In standard English usage, the verb say can have as its object either a literal utterance, a noun phrase, or a subordinate clause. But even in the last two cases, the object must refer to at least a figurative utterance.
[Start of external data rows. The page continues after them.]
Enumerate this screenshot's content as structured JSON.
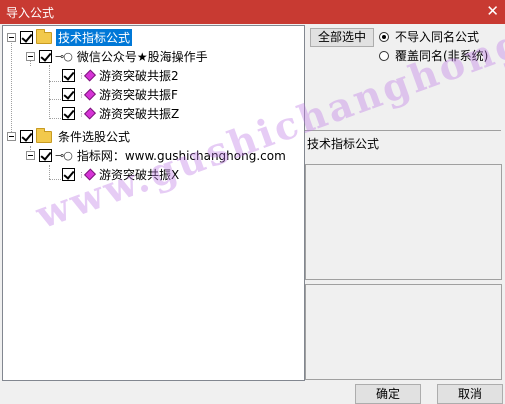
{
  "window": {
    "title": "导入公式",
    "close_glyph": "✕"
  },
  "tree": {
    "groups": [
      {
        "label": "技术指标公式",
        "children": [
          {
            "label": "微信公众号★股海操作手",
            "items": [
              "游资突破共振2",
              "游资突破共振F",
              "游资突破共振Z"
            ]
          }
        ]
      },
      {
        "label": "条件选股公式",
        "children": [
          {
            "label": "指标网：www.gushichanghong.com",
            "items": [
              "游资突破共振X"
            ]
          }
        ]
      }
    ]
  },
  "right": {
    "select_all_button": "全部选中",
    "radio_no_import": "不导入同名公式",
    "radio_overwrite": "覆盖同名(非系统)",
    "section_label": "技术指标公式"
  },
  "footer": {
    "ok_button": "确定",
    "cancel_button": "取消"
  },
  "watermark": "www.gushichanghong.com",
  "colors": {
    "titlebar": "#c83a32",
    "selection": "#0078d7",
    "item_icon": "#d633d6",
    "folder": "#f2c94c"
  }
}
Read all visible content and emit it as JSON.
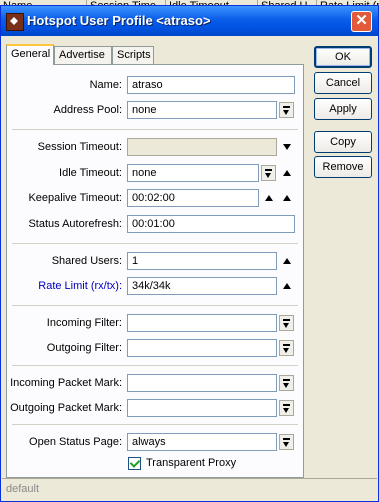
{
  "background_header": {
    "columns": [
      "Name",
      "Session Time...",
      "Idle Timeout",
      "Shared U...",
      "Rate Limit (rx..."
    ]
  },
  "window": {
    "title": "Hotspot User Profile <atraso>",
    "close_label": "✕"
  },
  "tabs": [
    {
      "label": "General",
      "active": true
    },
    {
      "label": "Advertise",
      "active": false
    },
    {
      "label": "Scripts",
      "active": false
    }
  ],
  "form": {
    "name": {
      "label": "Name:",
      "value": "atraso"
    },
    "address_pool": {
      "label": "Address Pool:",
      "value": "none"
    },
    "session_timeout": {
      "label": "Session Timeout:",
      "value": ""
    },
    "idle_timeout": {
      "label": "Idle Timeout:",
      "value": "none"
    },
    "keepalive_timeout": {
      "label": "Keepalive Timeout:",
      "value": "00:02:00"
    },
    "status_autorefresh": {
      "label": "Status Autorefresh:",
      "value": "00:01:00"
    },
    "shared_users": {
      "label": "Shared Users:",
      "value": "1"
    },
    "rate_limit": {
      "label": "Rate Limit (rx/tx):",
      "value": "34k/34k"
    },
    "incoming_filter": {
      "label": "Incoming Filter:",
      "value": ""
    },
    "outgoing_filter": {
      "label": "Outgoing Filter:",
      "value": ""
    },
    "incoming_packet_mark": {
      "label": "Incoming Packet Mark:",
      "value": ""
    },
    "outgoing_packet_mark": {
      "label": "Outgoing Packet Mark:",
      "value": ""
    },
    "open_status_page": {
      "label": "Open Status Page:",
      "value": "always"
    },
    "transparent_proxy": {
      "label": "Transparent Proxy",
      "checked": true
    }
  },
  "buttons": {
    "ok": "OK",
    "cancel": "Cancel",
    "apply": "Apply",
    "copy": "Copy",
    "remove": "Remove"
  },
  "status_bar": {
    "text": "default"
  },
  "colors": {
    "titlebar": "#0054e3",
    "accent_label": "#0000c0",
    "window_bg": "#ece9d8"
  }
}
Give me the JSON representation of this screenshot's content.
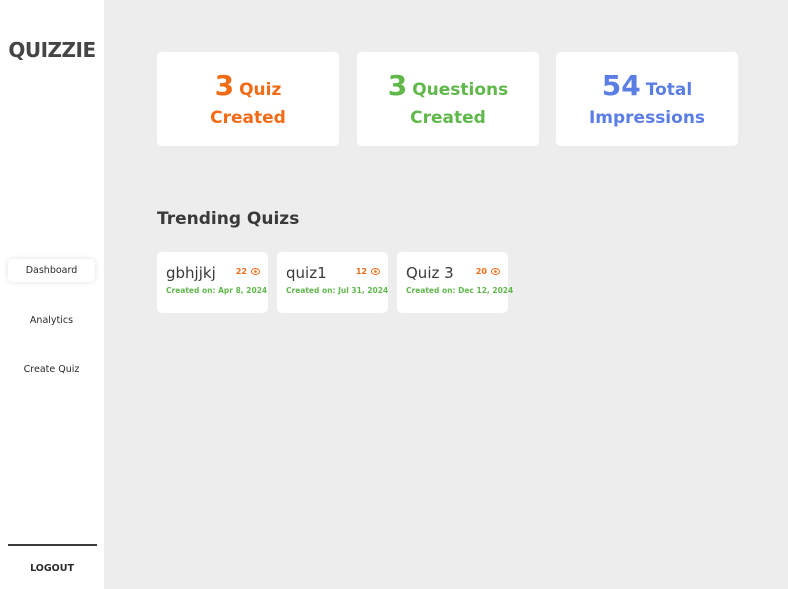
{
  "app": {
    "logo": "QUIZZIE"
  },
  "sidebar": {
    "items": [
      {
        "label": "Dashboard",
        "active": true
      },
      {
        "label": "Analytics",
        "active": false
      },
      {
        "label": "Create Quiz",
        "active": false
      }
    ],
    "logout": "LOGOUT"
  },
  "stats": [
    {
      "number": "3",
      "word": "Quiz",
      "line2": "Created",
      "color": "#f26b16"
    },
    {
      "number": "3",
      "word": "Questions",
      "line2": "Created",
      "color": "#60b84b"
    },
    {
      "number": "54",
      "word": "Total",
      "line2": "Impressions",
      "color": "#5b7ee5"
    }
  ],
  "trending": {
    "title": "Trending Quizs",
    "quizzes": [
      {
        "name": "gbhjjkj",
        "views": "22",
        "date": "Created on: Apr 8, 2024",
        "icon": "eye-icon"
      },
      {
        "name": "quiz1",
        "views": "12",
        "date": "Created on: Jul 31, 2024",
        "icon": "eye-icon"
      },
      {
        "name": "Quiz 3",
        "views": "20",
        "date": "Created on: Dec 12, 2024",
        "icon": "eye-icon"
      }
    ]
  }
}
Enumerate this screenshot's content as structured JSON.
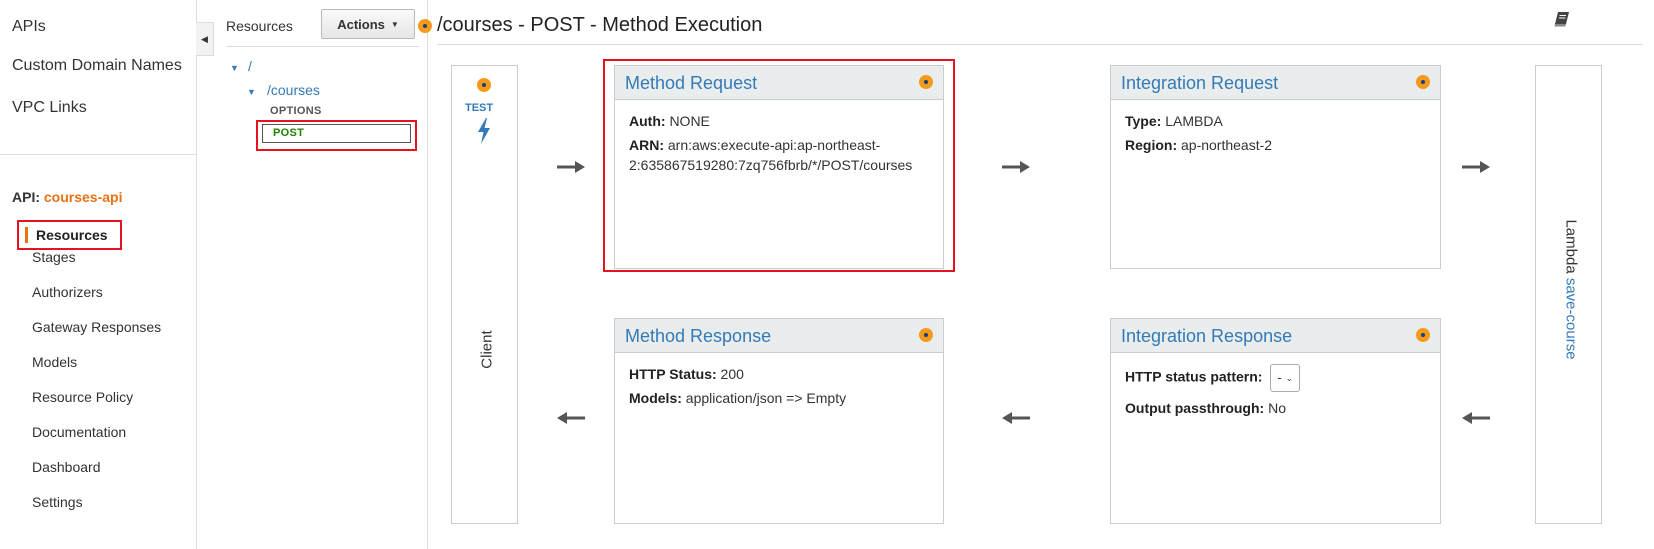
{
  "nav": {
    "top_items": [
      "APIs",
      "Custom Domain Names",
      "VPC Links"
    ],
    "api_prefix": "API:",
    "api_name": "courses-api",
    "selected": "Resources",
    "sub_items": [
      "Stages",
      "Authorizers",
      "Gateway Responses",
      "Models",
      "Resource Policy",
      "Documentation",
      "Dashboard",
      "Settings"
    ]
  },
  "resources": {
    "title": "Resources",
    "actions_label": "Actions",
    "tree": {
      "root": "/",
      "child": "/courses",
      "methods": [
        "OPTIONS",
        "POST"
      ]
    }
  },
  "execution": {
    "title": "/courses - POST - Method Execution",
    "client": {
      "test_label": "TEST",
      "label": "Client"
    },
    "method_request": {
      "title": "Method Request",
      "auth_label": "Auth:",
      "auth_value": "NONE",
      "arn_label": "ARN:",
      "arn_value_line1": "arn:aws:execute-api:ap-northeast-",
      "arn_value_line2": "2:635867519280:7zq756fbrb/*/POST/courses"
    },
    "integration_request": {
      "title": "Integration Request",
      "type_label": "Type:",
      "type_value": "LAMBDA",
      "region_label": "Region:",
      "region_value": "ap-northeast-2"
    },
    "method_response": {
      "title": "Method Response",
      "status_label": "HTTP Status:",
      "status_value": "200",
      "models_label": "Models:",
      "models_value": "application/json => Empty"
    },
    "integration_response": {
      "title": "Integration Response",
      "pattern_label": "HTTP status pattern:",
      "pattern_value": "-",
      "passthrough_label": "Output passthrough:",
      "passthrough_value": "No"
    },
    "lambda": {
      "prefix": "Lambda",
      "function_name": "save-course"
    }
  },
  "colors": {
    "accent_orange": "#ec7211",
    "link_blue": "#337ab7",
    "highlight_red": "#e3141f",
    "post_green": "#1d8102"
  }
}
Four examples:
1. He glanced up and said, "No thank you." [an utterance]
2. She lowered her head and said grace. [a noun phrase]
3. He says that he'll do it. [a subordinate clause]
4. Her facial expression said she was fed up.
In example 4 the object is a subordinate clause (with the conjunction that left out). And the utterance is only figurative: Her facial expression conveyed her exasperation as though it could speak, and if so it would say, "I'm fed up."
When it comes, as in your example, to expressing the opinion that someone is smart, the closest might be things like
We declare him to be smart.
We proclaim him to be smart.
But each of those has at least a suggestion of a speech act